Tammy Duckworth is yet another woman who is breaking the glass ceiling and she is so, so inspiring. Duckworth was born in Thailand to an American father and a Thai-Chinese mother. Her family eventually settled in Hawaii where she graduated from both high school and the University of Hawaii with a degree in political science. Duckworth, whose family has a long military history, served as a commissioned officer in the United States Army Reserve where she flew helicopters during the Iraq War. While serving in Iraq, the helicopter she was co-piloting was hit by a rocket-propelled grenade. She became the first female double amputee from the Iraq War, losing both her legs and injuring her right arm. She later received a Purple Heart.
She was later appointed Director of the Illinois Department of Veteran Affairs where she started a program to help veterans deal with PTSD and brain injury. She worked her way through several government positions and served on many committees pertaining to the armed services, energy policy, health care and economic growth. This year she was elected for the Illinois Senate seat and is the first female to have served in combat and the first disabled woman to be elected to senate.
4. Kamala Harris
Kamala Harris is a bi-racial lawyer and politician from California, and whom many are saying may become the United States’ first woman president. Harris is the daughter of an Indian-American mother and a Jamaican-American father. Harris climbed her way up the federal-enforcement ladder because she wanted to be a crucial part of the decisions being made. She became the Deputy District Attorney in Alameda County, CA, and then District Attorney in San Francisco. She later became the California Attorney General and will continue to serve in this capacity, with many speculating that she could become a presidential candidate in 2020.
Harris is a member of the Democratic Party and her platform adheres to many of the party’s values including: gun control, environmental protection and opposing the death penalty. Harris has created several specialized units including the Hate Crimes Unit, which focuses on hate crimes against LGBT children in schools. The felony conviction rate rose 15 percent during her time as District Attorney and she continues to work on tightening loopholes in bail and drug programs.
5. Pramila Jayapal
Pramila Jayapal emigrated to the United States from India when she was 16 and went on to earn a bachelor’s degree from Georgetown University and an MBA from Northwestern University. She is a hard-working advocate for diversity and inclusion. She founded the Hate Free Zone after the 9/11 attacks, which serves as an advocacy group for Arab, Muslim and South Asian Americans who became targets after the terror attack.
Jayapal won the seat in Washington’s 7th congressional district after the current Congressman Jim McDermott announced his retirement. Jayapal has worked tirelessly to stop violence against communities of color by serving on police accountability panels and working in schools to prevent bullying and harassment. She also worked to protect social security and advocated for LGBTQ rights, among many other things.
I have no doubt these women will be around and doing wonderful, groundbreaking things for a very long time.
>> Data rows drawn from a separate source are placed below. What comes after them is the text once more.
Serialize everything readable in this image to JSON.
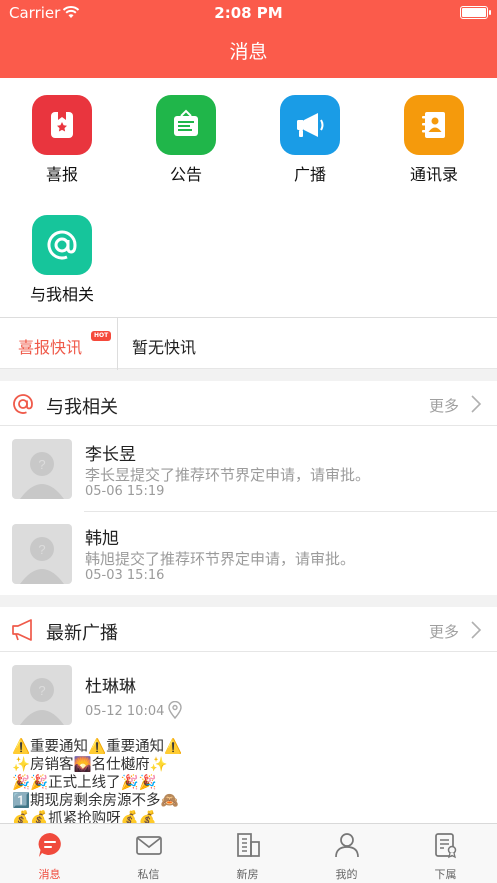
{
  "status_bar": {
    "carrier": "Carrier",
    "time": "2:08 PM"
  },
  "header": {
    "title": "消息"
  },
  "apps": [
    {
      "label": "喜报",
      "icon": "report-icon",
      "color": "#e9353e"
    },
    {
      "label": "公告",
      "icon": "notice-board-icon",
      "color": "#20b64a"
    },
    {
      "label": "广播",
      "icon": "megaphone-icon",
      "color": "#1a9ce6"
    },
    {
      "label": "通讯录",
      "icon": "contacts-book-icon",
      "color": "#f59a0c"
    },
    {
      "label": "与我相关",
      "icon": "at-sign-icon",
      "color": "#16c59b"
    }
  ],
  "flash": {
    "tag": "喜报快讯",
    "badge": "HOT",
    "message": "暂无快讯"
  },
  "related": {
    "title": "与我相关",
    "more": "更多",
    "items": [
      {
        "name": "李长昱",
        "desc": "李长昱提交了推荐环节界定申请，请审批。",
        "time": "05-06 15:19"
      },
      {
        "name": "韩旭",
        "desc": "韩旭提交了推荐环节界定申请，请审批。",
        "time": "05-03 15:16"
      }
    ]
  },
  "broadcast": {
    "title": "最新广播",
    "more": "更多",
    "post": {
      "name": "杜琳琳",
      "time": "05-12 10:04",
      "lines": [
        "⚠️重要通知⚠️重要通知⚠️",
        "✨房销客🌄名仕樾府✨",
        "🎉🎉正式上线了🎉🎉",
        "1️⃣期现房剩余房源不多🙈",
        "💰💰抓紧抢购呀💰💰"
      ]
    }
  },
  "tabbar": [
    {
      "label": "消息",
      "icon": "chat-bubble-icon",
      "active": true
    },
    {
      "label": "私信",
      "icon": "envelope-icon",
      "active": false
    },
    {
      "label": "新房",
      "icon": "building-icon",
      "active": false
    },
    {
      "label": "我的",
      "icon": "person-icon",
      "active": false
    },
    {
      "label": "下属",
      "icon": "subordinate-doc-icon",
      "active": false
    }
  ],
  "colors": {
    "brand": "#fb5b4b",
    "accent": "#f04a3c"
  }
}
Who are the female politicians that inspire you most? Why do you think it is important to increase diversity in both race and gender in government? How do you think these women’s viewpoints will change the face of government? Let’s talk.